Why do we stop? I suppose life gets busy and children are supposed to read alone, right?

What would happen if we had family story times or continued reading with one another?

When my son Ian was in second grade he read the first book in Lemony Snicket’s A Series of Unfortunate Events. He couldn’t put it down, so I read it too. We read the second one together. Then we read the third and so on.

We gasped in unison when the characters we’d come to love were in danger, which was often. We marveled at the bravery of the Baudlaire children, especially Sunny, the youngest and discussed the unwavering integrity of these young heroes.

The middle child in the series, Klaus, carried a notebook where he wrote ‘useful information’. My son, Ian, also carried a notebook with him everywhere. The first thing he wrote in it was a poem about clouds. My personal favorite entry was, Note to self: Stay away from Katy [his sister] whenever possible.

We had just begun book eleven in the series when Ian died unexpectedly from Asthma. I cherish the memories and hold fast to all we shared and learned through the journeys we took together in books.

Following Ian’s death, my husband, daughters and I continued to share books. We often read to one another at the dinner table sharing words of comfort, encouragement and laughter.

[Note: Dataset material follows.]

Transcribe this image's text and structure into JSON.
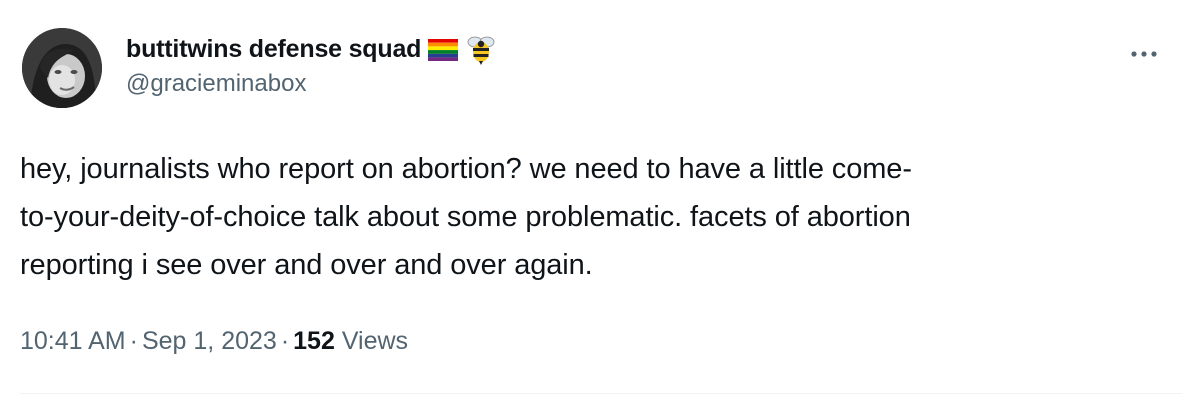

Reading is relational. Reading can continue to bond families long after the little ones become fully-able readers.